Australia and New Zealand Banking Group Ltd. will sign a deal on Tuesday to buy a fifth of a small Chinese lender for about $110 million, two senior executives involved in the deal told Reuters on Monday.
ANZ, Australia's third-largest bank, will sign the wide-ranging agreement that calls for a strategic partnership and technical assistance with Tianjin City Commercial Bank, one of China's 100-plus municipal banks, the sources said.
ANZ spokesman Paul Edwards confirmed the agreement would be signed on Tuesday but declined further comment. The deal still needs regulatory approval, the two sources said.
ANZ said earlier this year it was poised to buy up to 20 percent of Tianjin City Commercial Bank following negotiations that lasted more than a year.
China allows a single foreign investor to own no more than 20 percent of a Chinese bank's shares. Combined foreign investment is capped at 25 percent.
"The 20 percent investment in Tianjin Bank will be approximately $110 million," said one senior executive who was involved in the year-long negotiations.
"The deal will include other cooperation agreements such as technical support and risk management."
A Tianjin Bank executive said ANZ will appoint a vice president, who will also sit on the Chinese lender's board, to help oversee daily operations.
The tie-up with Tianjin Bank would mark ANZ's first direct investment in a Chinese lender and would give it access to the country's $1.7 trillion in savings once the arena opens wider to foreign competition by the end of 2006.
Beijing is struggling to clean up a financial industry bogged down with $200 billion in bad debt, urging lenders to seek foreign capital and expertise.

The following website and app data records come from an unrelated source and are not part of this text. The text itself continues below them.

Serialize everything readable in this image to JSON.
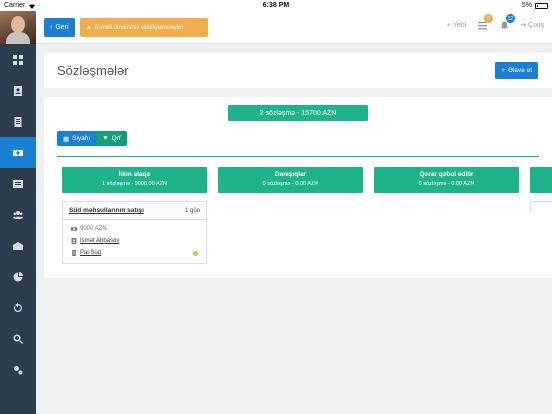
{
  "status_bar": {
    "carrier": "Carrier",
    "time": "6:38 PM",
    "battery": "5%"
  },
  "sidebar": {
    "items": [
      {
        "icon": "dashboard-icon",
        "active": false
      },
      {
        "icon": "contacts-icon",
        "active": false
      },
      {
        "icon": "document-icon",
        "active": false
      },
      {
        "icon": "money-icon",
        "active": true
      },
      {
        "icon": "list-icon",
        "active": false
      },
      {
        "icon": "users-icon",
        "active": false
      },
      {
        "icon": "mail-icon",
        "active": false
      },
      {
        "icon": "chart-pie-icon",
        "active": false
      },
      {
        "icon": "history-icon",
        "active": false
      },
      {
        "icon": "search-icon",
        "active": false
      },
      {
        "icon": "settings-icon",
        "active": false
      }
    ]
  },
  "topbar": {
    "back_label": "Geri",
    "warning_label": "E-mail ünvanınız təsdiqlənməyib!",
    "new_label": "Yeni",
    "tasks_count": "0",
    "notifications_count": "12",
    "logout_label": "Çıxış"
  },
  "page": {
    "title": "Sözləşmələr",
    "add_label": "Əlavə et"
  },
  "summary": "2 sözləşmə - 15700 AZN",
  "view_toggle": {
    "list_label": "Siyahı",
    "filter_label": "Qrf"
  },
  "stages": [
    {
      "name": "İlkin əlaqə",
      "subtitle": "1 sözləşmə - 9000.00 AZN",
      "deals": [
        {
          "title": "Süd məhsullarının satışı",
          "days": "1 gün",
          "amount": "9000 AZN",
          "contact": "İsmət Abbasov",
          "company": "Pal Süd"
        }
      ]
    },
    {
      "name": "Danışıqlar",
      "subtitle": "0 sözləşmə - 0.00 AZN",
      "deals": []
    },
    {
      "name": "Qərar qəbul edilir",
      "subtitle": "0 sözləşmə - 0.00 AZN",
      "deals": []
    }
  ],
  "colors": {
    "primary": "#1a7fd1",
    "success": "#1fb38a",
    "warning": "#f0ad4e",
    "sidebar": "#2d3d4d"
  }
}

Foreign lenders have been increasingly drawn to the country's 100 or so smaller city banks, deemed healthier and less expensive than the four biggest state-owned lenders.
ANZ's deal comes after its hometown rival Commonwealth Bank of Australia and global giants such as HSBC Holdings Plc. and Citigroup have already splashed out billions of dollars for the same opportunity.
In late 2003, ANZ forged a technical alliance with the Shanghai Rural Credit Cooperative Union, which was later transformed into the Shanghai Country Commercial Bank in August 2005 as a precursor to seeking investment from ANZ.
But a senior executive said a deal between the two lenders was still some ways off due to differences over pricing and other legalities.
"Tianjin and Shanghai are two separate deals. ANZ's investment in Tianjin Bank does not mean it will give up on Shanghai Bank," said the executive familiar with the situation.
According to Tianjin Bank's Web site (www.tccb.com.cn), the lender's total assets were 59 billion yuan ($7.3 billion) by the end of September 2004. ($1=8.0806)